Interface dataset entries:
================================

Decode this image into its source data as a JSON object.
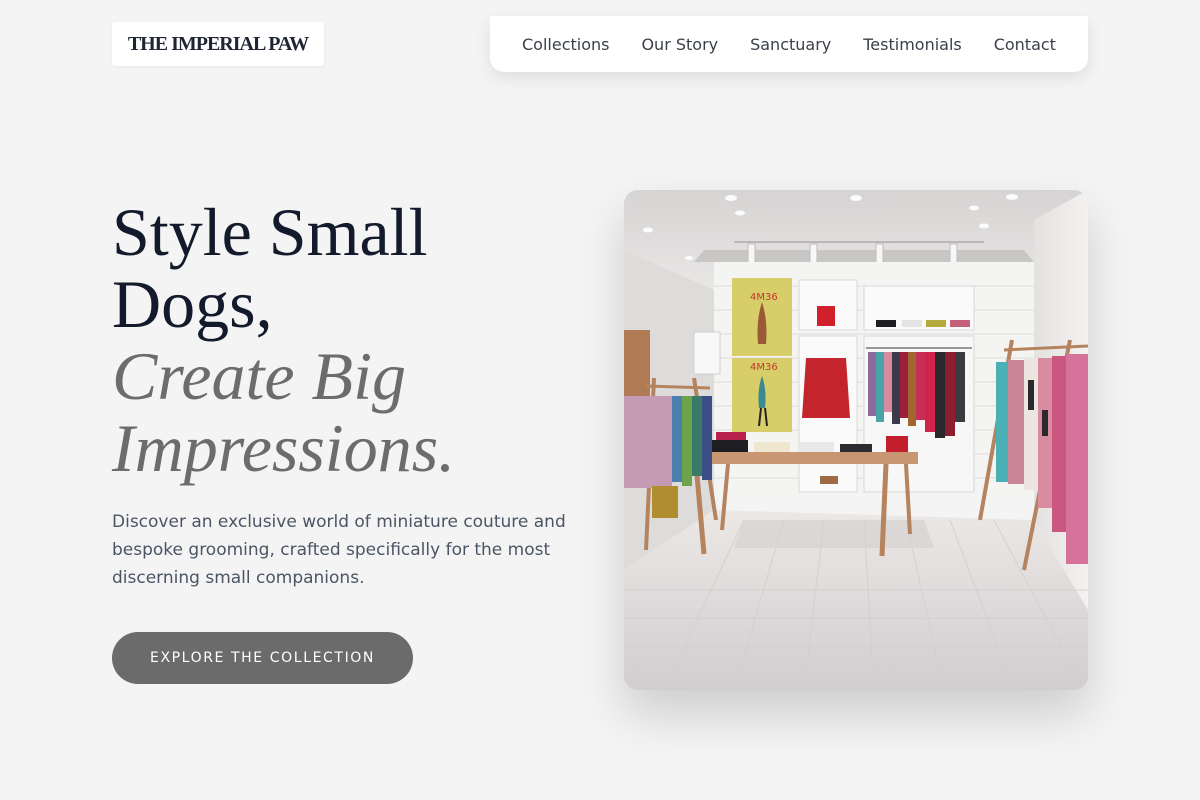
{
  "brand": {
    "logo_text": "THE IMPERIAL PAW"
  },
  "nav": {
    "items": [
      {
        "label": "Collections"
      },
      {
        "label": "Our Story"
      },
      {
        "label": "Sanctuary"
      },
      {
        "label": "Testimonials"
      },
      {
        "label": "Contact"
      }
    ]
  },
  "hero": {
    "headline_line1": "Style Small",
    "headline_line2": "Dogs,",
    "headline_line3": "Create Big",
    "headline_line4": "Impressions.",
    "subtitle": "Discover an exclusive world of miniature couture and bespoke grooming, crafted specifically for the most discerning small companions.",
    "cta_label": "EXPLORE THE COLLECTION",
    "image": {
      "poster_label_1": "4M36",
      "poster_label_2": "4M36"
    }
  },
  "colors": {
    "background": "#f4f4f4",
    "headline": "#131a2c",
    "headline_italic": "#6c6c6c",
    "body_text": "#4b5563",
    "cta_background": "#6b6b6b",
    "cta_text": "#ffffff"
  }
}
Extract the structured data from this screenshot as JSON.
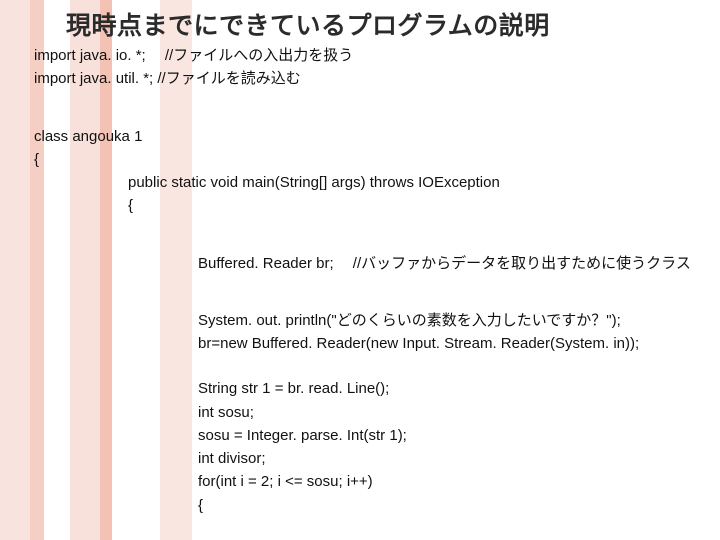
{
  "title": "現時点までにできているプログラムの説明",
  "lines": {
    "l01": "import java. io. *; 　//ファイルへの入出力を扱う",
    "l02": "import java. util. *;  //ファイルを読み込む",
    "l03": "class angouka 1",
    "l04": "{",
    "l05": "public static void main(String[] args) throws IOException",
    "l06": "{",
    "l07": "Buffered. Reader br; 　//バッファからデータを取り出すために使うクラス",
    "l08": "System. out. println(\"どのくらいの素数を入力したいですか？\");",
    "l09": "br=new Buffered. Reader(new Input. Stream. Reader(System. in));",
    "l10": "String str 1 = br. read. Line();",
    "l11": "int sosu;",
    "l12": "sosu = Integer. parse. Int(str 1);",
    "l13": "int divisor;",
    "l14": "for(int i = 2; i <= sosu; i++)",
    "l15": "{"
  }
}
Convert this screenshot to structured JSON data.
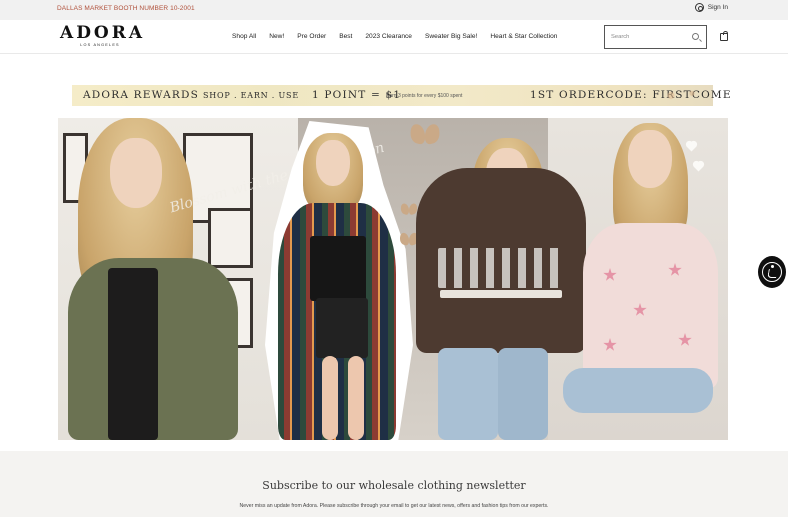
{
  "topbar": {
    "announcement": "DALLAS MARKET BOOTH NUMBER 10-2001",
    "signin_label": "Sign In",
    "signin_icon": "user-circle-icon"
  },
  "header": {
    "logo_text": "ADORA",
    "logo_sub": "LOS ANGELES",
    "nav": [
      "Shop All",
      "New!",
      "Pre Order",
      "Best",
      "2023 Clearance",
      "Sweater Big Sale!",
      "Heart & Star Collection"
    ],
    "search_placeholder": "Search",
    "search_icon": "search-icon",
    "cart_icon": "shopping-bag-icon"
  },
  "rewards_banner": {
    "title": "ADORA REWARDS",
    "tagline": "SHOP . EARN . USE",
    "point_rate": "1 POINT = $1",
    "earn_text": "Earn 3 points for every $100 spent",
    "order_code": "1ST ORDERCODE:  FIRSTCOME"
  },
  "hero": {
    "script_text": "Blossom with the latest fashion",
    "colors": {
      "jacket": "#6b7252",
      "plaid": "#8c3b32",
      "sweater_brown": "#4d3a30",
      "sweater_pink": "#f1dcd9",
      "star_pink": "#e594a6"
    }
  },
  "accessibility": {
    "icon": "accessibility-icon"
  },
  "newsletter": {
    "title": "Subscribe to our wholesale clothing newsletter",
    "description": "Never miss an update from Adora. Please subscribe through your email to get our latest news, offers and fashion tips from our experts."
  }
}
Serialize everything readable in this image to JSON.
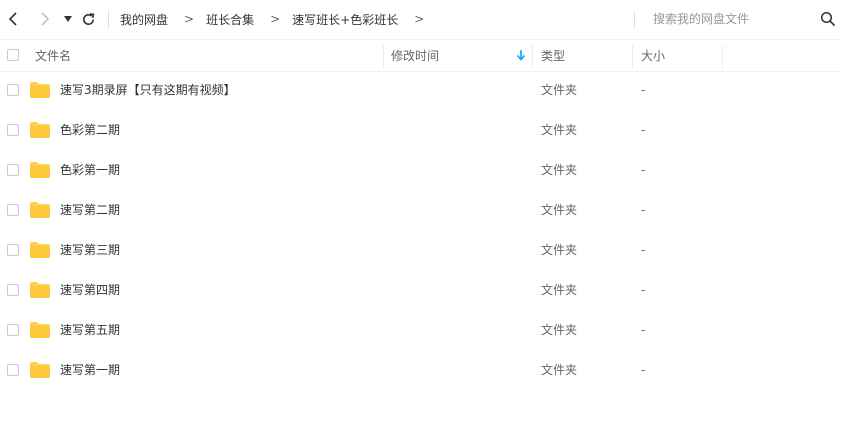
{
  "breadcrumb": [
    "我的网盘",
    "班长合集",
    "速写班长+色彩班长"
  ],
  "breadcrumb_sep": ">",
  "search": {
    "placeholder": "搜索我的网盘文件"
  },
  "columns": {
    "name": "文件名",
    "modified": "修改时间",
    "type": "类型",
    "size": "大小"
  },
  "sort_icon": "arrow-down-icon",
  "accent_color": "#06a7ff",
  "folder_color": "#ffd24d",
  "files": [
    {
      "name": "速写3期录屏【只有这期有视频】",
      "type": "文件夹",
      "size": "-"
    },
    {
      "name": "色彩第二期",
      "type": "文件夹",
      "size": "-"
    },
    {
      "name": "色彩第一期",
      "type": "文件夹",
      "size": "-"
    },
    {
      "name": "速写第二期",
      "type": "文件夹",
      "size": "-"
    },
    {
      "name": "速写第三期",
      "type": "文件夹",
      "size": "-"
    },
    {
      "name": "速写第四期",
      "type": "文件夹",
      "size": "-"
    },
    {
      "name": "速写第五期",
      "type": "文件夹",
      "size": "-"
    },
    {
      "name": "速写第一期",
      "type": "文件夹",
      "size": "-"
    }
  ]
}
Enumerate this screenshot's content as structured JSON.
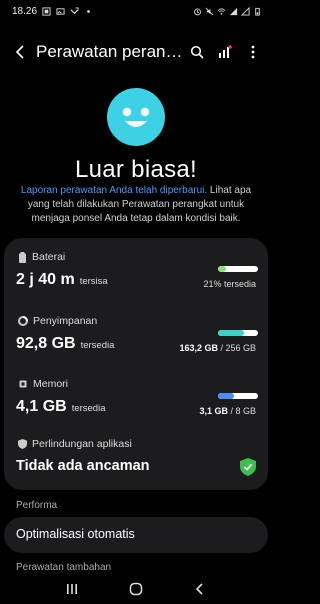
{
  "status_bar": {
    "time": "18.26"
  },
  "app_bar": {
    "title": "Perawatan perangkat"
  },
  "hero": {
    "title": "Luar biasa!",
    "link_text": "Laporan perawatan Anda telah diperbarui.",
    "desc_text": " Lihat apa yang telah dilakukan Perawatan perangkat untuk menjaga ponsel Anda tetap dalam kondisi baik."
  },
  "battery": {
    "label": "Baterai",
    "value": "2 j 40 m",
    "suffix": "tersisa",
    "right": "21% tersedia",
    "level": 0.21,
    "color": "#8ee07a"
  },
  "storage": {
    "label": "Penyimpanan",
    "value": "92,8 GB",
    "suffix": "tersedia",
    "used": "163,2 GB",
    "total": " / 256 GB",
    "level": 0.64,
    "color": "#3cd1c4"
  },
  "memory": {
    "label": "Memori",
    "value": "4,1 GB",
    "suffix": "tersedia",
    "used": "3,1 GB",
    "total": " / 8 GB",
    "level": 0.39,
    "color": "#4a8cf0"
  },
  "protection": {
    "label": "Perlindungan aplikasi",
    "value": "Tidak ada ancaman",
    "color": "#3cbf4f"
  },
  "performance": {
    "section": "Performa",
    "item": "Optimalisasi otomatis"
  },
  "extra": {
    "section": "Perawatan tambahan"
  }
}
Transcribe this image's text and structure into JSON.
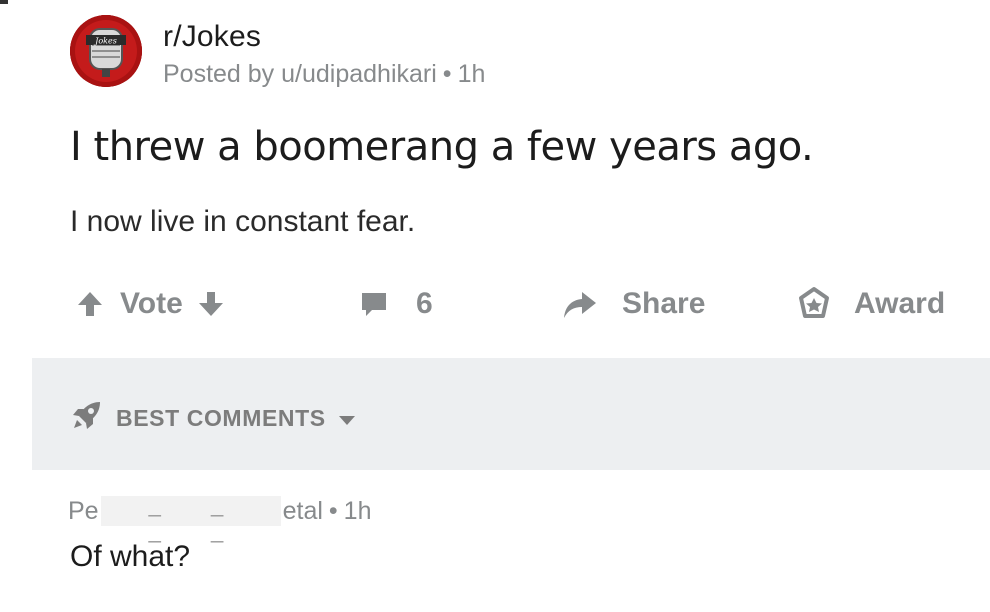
{
  "post": {
    "subreddit": "r/Jokes",
    "posted_by": "Posted by u/udipadhikari",
    "separator": "•",
    "age": "1h",
    "title": "I threw a boomerang a few years ago.",
    "body": "I now live in constant fear."
  },
  "actions": {
    "vote_label": "Vote",
    "comment_count": "6",
    "share_label": "Share",
    "award_label": "Award"
  },
  "comments_header": {
    "sort_label": "BEST COMMENTS"
  },
  "comment": {
    "author_prefix": "Pe",
    "author_suffix": "etal",
    "separator": "•",
    "age": "1h",
    "text": "Of what?"
  },
  "icons": {
    "avatar": "jokes-microphone-logo",
    "upvote": "arrow-up-icon",
    "downvote": "arrow-down-icon",
    "comments": "speech-bubble-icon",
    "share": "share-arrow-icon",
    "award": "award-badge-icon",
    "sort": "rocket-icon",
    "sort_dropdown": "caret-down-icon"
  },
  "colors": {
    "text": "#1c1c1c",
    "muted": "#878a8c",
    "band": "#edeff1",
    "avatar_red": "#b31515"
  }
}
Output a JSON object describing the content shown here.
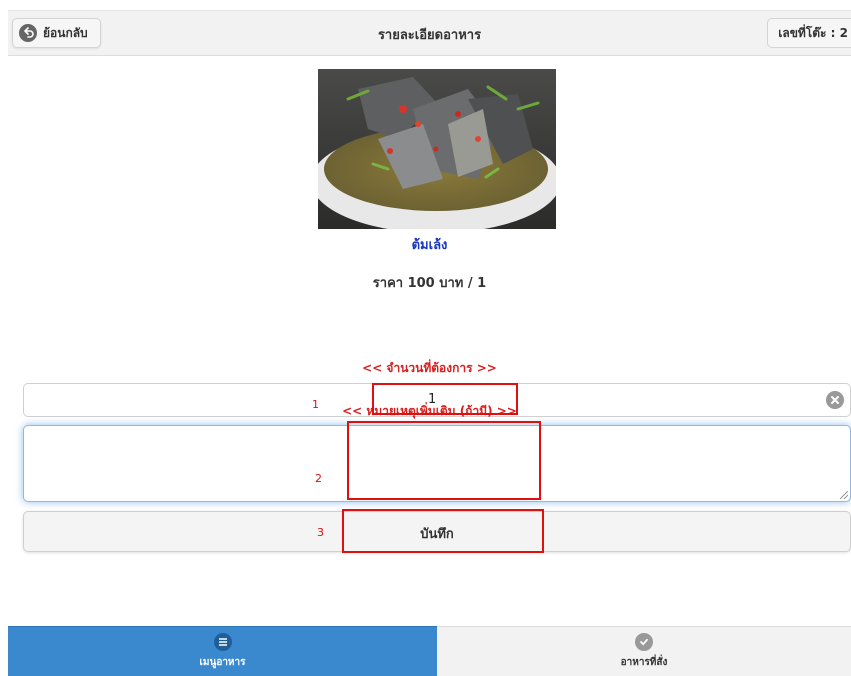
{
  "header": {
    "back_label": "ย้อนกลับ",
    "title": "รายละเอียดอาหาร",
    "table_label": "เลขที่โต๊ะ : 2"
  },
  "food": {
    "name": "ต้มเล้ง",
    "price": "ราคา 100 บาท / 1"
  },
  "form": {
    "qty_label": "<< จำนวนที่ต้องการ >>",
    "qty_value": "1",
    "note_label": "<< หมายเหตุเพิ่มเติม (ถ้ามี) >>",
    "note_value": "",
    "save_label": "บันทึก"
  },
  "annotations": {
    "n1": "1",
    "n2": "2",
    "n3": "3"
  },
  "footer": {
    "tabs": [
      {
        "label": "เมนูอาหาร",
        "icon": "list-icon",
        "active": true
      },
      {
        "label": "อาหารที่สั่ง",
        "icon": "check-circle-icon",
        "active": false
      }
    ]
  },
  "colors": {
    "accent": "#3a88cd",
    "title_link": "#1a36c4",
    "label_red": "#d82020",
    "callout": "#e01010"
  }
}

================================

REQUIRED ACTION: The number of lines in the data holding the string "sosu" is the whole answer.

EXPECTED ANSWER: 3